When I was in Oldenburg in 2016, I went to an exhibit on their life and work. The exhibit began with their biographies, his on the left, hers on the right and their “joint biography” in the yellow box in the middle, starting when they first met in Paris in 1955. They began “an intensive love-and-work relationship” in 1960 and married in 1971 (the second marriage for both), which had the effect of giving Niki Swiss citizenship, in addition to the French and American citizenship that she already had.
The quotation in this photo reads: “The men in my life, these beasts, were my muses. The suffering and my revenge on them — my art lived off of it for many years.” — Niki de Saint Phalle.
For a long time, I thought “Saint Phalle” was a name she had made up herself, as a provocative pseudonym. But no, it turns out to be a traditional French aristocratic name that can be traced back to the twelfth century. Even earlier, there was an abbot named Phal, later “Saint Phal”, who until his death around 540 or 549 was the abbot at Isle Aumont, in what is now the Aube department in the Grand Est region of France. This Saint Phal is also known as Saint Fidolus or Fidouls, whose Saint’s Day is May 16.
This Phal or Fal or Fidolus or Fidouls was the son of a Roman official who was taken prisoner by the army of King Clovis I and sold into slavery. He was ransomed by Aventinus, the abbot of Aumont Abbey, where he became a monk and later the abbot.
14 km southwest of Isle Aumont there is a village called “Saint Phal”, whose knightly ruler starting in 1197 was André de Saint Phal, supposedly one of Niki’s ancestors.
Niki’s father, who (as she later revealed) had abused her for years during her childhood, was a French banker, Count André-Marie Fal de Saint Phalle (1906–1967), and her mother was American.

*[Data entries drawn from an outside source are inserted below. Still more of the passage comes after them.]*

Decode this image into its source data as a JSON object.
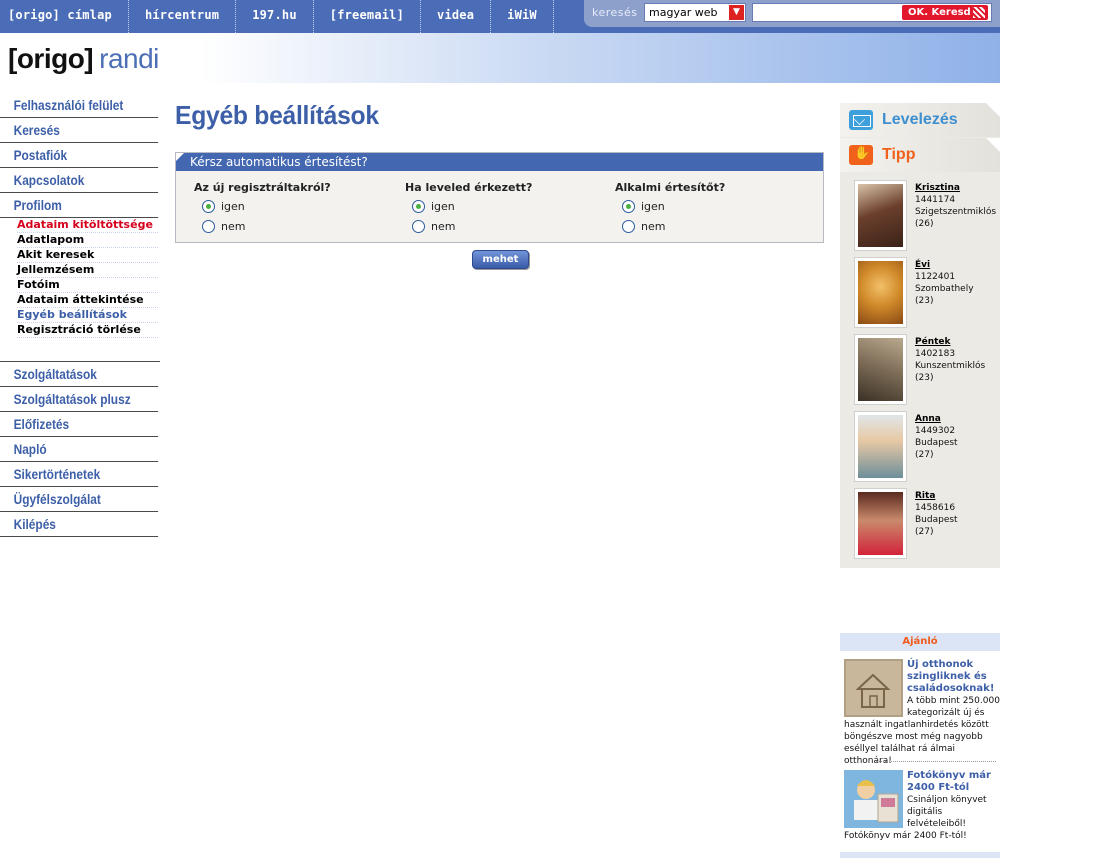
{
  "topnav": [
    {
      "label": "[origo] címlap"
    },
    {
      "label": "hírcentrum"
    },
    {
      "label": "197.hu"
    },
    {
      "label": "[freemail]"
    },
    {
      "label": "videa"
    },
    {
      "label": "iWiW"
    }
  ],
  "search": {
    "label": "keresés",
    "scope": "magyar web",
    "input_value": "",
    "button_label": "OK. Keresd"
  },
  "header": {
    "brand": "[origo]",
    "section": "randi"
  },
  "leftmenu": {
    "items": [
      {
        "label": "Felhasználói felület"
      },
      {
        "label": "Keresés"
      },
      {
        "label": "Postafiók"
      },
      {
        "label": "Kapcsolatok"
      },
      {
        "label": "Profilom"
      }
    ],
    "submenu": [
      {
        "label": "Adataim kitöltöttsége"
      },
      {
        "label": "Adatlapom"
      },
      {
        "label": "Akit keresek"
      },
      {
        "label": "Jellemzésem"
      },
      {
        "label": "Fotóim"
      },
      {
        "label": "Adataim áttekintése"
      },
      {
        "label": "Egyéb beállítások"
      },
      {
        "label": "Regisztráció törlése"
      }
    ],
    "items2": [
      {
        "label": "Szolgáltatások"
      },
      {
        "label": "Szolgáltatások plusz"
      },
      {
        "label": "Előfizetés"
      },
      {
        "label": "Napló"
      },
      {
        "label": "Sikertörténetek"
      },
      {
        "label": "Ügyfélszolgálat"
      },
      {
        "label": "Kilépés"
      }
    ]
  },
  "main": {
    "title": "Egyéb beállítások",
    "box_header": "Kérsz automatikus értesítést?",
    "questions": [
      {
        "label": "Az új regisztráltakról?",
        "yes": "igen",
        "no": "nem",
        "selected": "igen"
      },
      {
        "label": "Ha leveled érkezett?",
        "yes": "igen",
        "no": "nem",
        "selected": "igen"
      },
      {
        "label": "Alkalmi értesítőt?",
        "yes": "igen",
        "no": "nem",
        "selected": "igen"
      }
    ],
    "submit_label": "mehet"
  },
  "rightbar": {
    "tabs": [
      {
        "label": "Levelezés",
        "icon": "mail-icon"
      },
      {
        "label": "Tipp",
        "icon": "thumbs-up-icon"
      }
    ],
    "profiles": [
      {
        "name": "Krisztina",
        "id": "1441174",
        "city": "Szigetszentmiklós",
        "age": "(26)",
        "photo_color": "#6b3f2c"
      },
      {
        "name": "Évi",
        "id": "1122401",
        "city": "Szombathely",
        "age": "(23)",
        "photo_color": "#d08a2a"
      },
      {
        "name": "Péntek",
        "id": "1402183",
        "city": "Kunszentmiklós",
        "age": "(23)",
        "photo_color": "#7a6a55"
      },
      {
        "name": "Anna",
        "id": "1449302",
        "city": "Budapest",
        "age": "(27)",
        "photo_color": "#9fb4bd"
      },
      {
        "name": "Rita",
        "id": "1458616",
        "city": "Budapest",
        "age": "(27)",
        "photo_color": "#5a2a1f"
      }
    ]
  },
  "ajanlo": {
    "header": "Ajánló",
    "ads": [
      {
        "title": "Új otthonok szingliknek és családosoknak!",
        "text": "A több mint 250.000 kategorizált új és használt ingatlanhirdetés között böngészve most még nagyobb eséllyel találhat rá álmai otthonára!",
        "icon": "house-sand-drawing-icon"
      },
      {
        "title": "Fotókönyv már 2400 Ft-tól",
        "text": "Csináljon könyvet digitális felvételeiből! Fotókönyv már 2400 Ft-tól!",
        "icon": "photobook-icon"
      }
    ]
  },
  "colors": {
    "brand_blue": "#4b6cb7",
    "heading_blue": "#3d5fa8",
    "accent_red": "#d6001c",
    "tipp_orange": "#f0621b",
    "radio_green": "#4bb041"
  }
}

The Swiss artist Jean Tinguely is best known for his kinetic (moving) sculptures, which are fantastic machines using pieces left over from old discarded machinery. This poster, also by Tinguely, was announcing an exhibit of one of these sculptures, the Meta Maxi Maxi, which is large enough for people to walk through.
In 1975, before the old municipal theater in Basel was demolished, parts of the old stage machinery were salvaged and given to Jean Tinguely, who spent two years recycling the old machinery and making it into an elaborate and entertaining fountain, the Fasnachtbrunnen or Carnival Fountain, on the site of the old theater and right in front of the new one.
(See my post Cycling and re-cycling in Basel.)
The quotation under these four posters reads: “The noise is part of the machine, which I try to include in the design in the same way as the physical form.” — Jean Tinguely.
The exhibition “Niki and Jean” was on display in the Horst-Janssen-Museum in Oldenburg in 2016.
The museum was named after the German artist Horst Janssen (1929-1995) and includes a permanent exhibition of his drawings and other artworks (which I unfortunately didn’t have time to look at when I was there).
My photos in this post are from 2016. I wrote the text in 2021.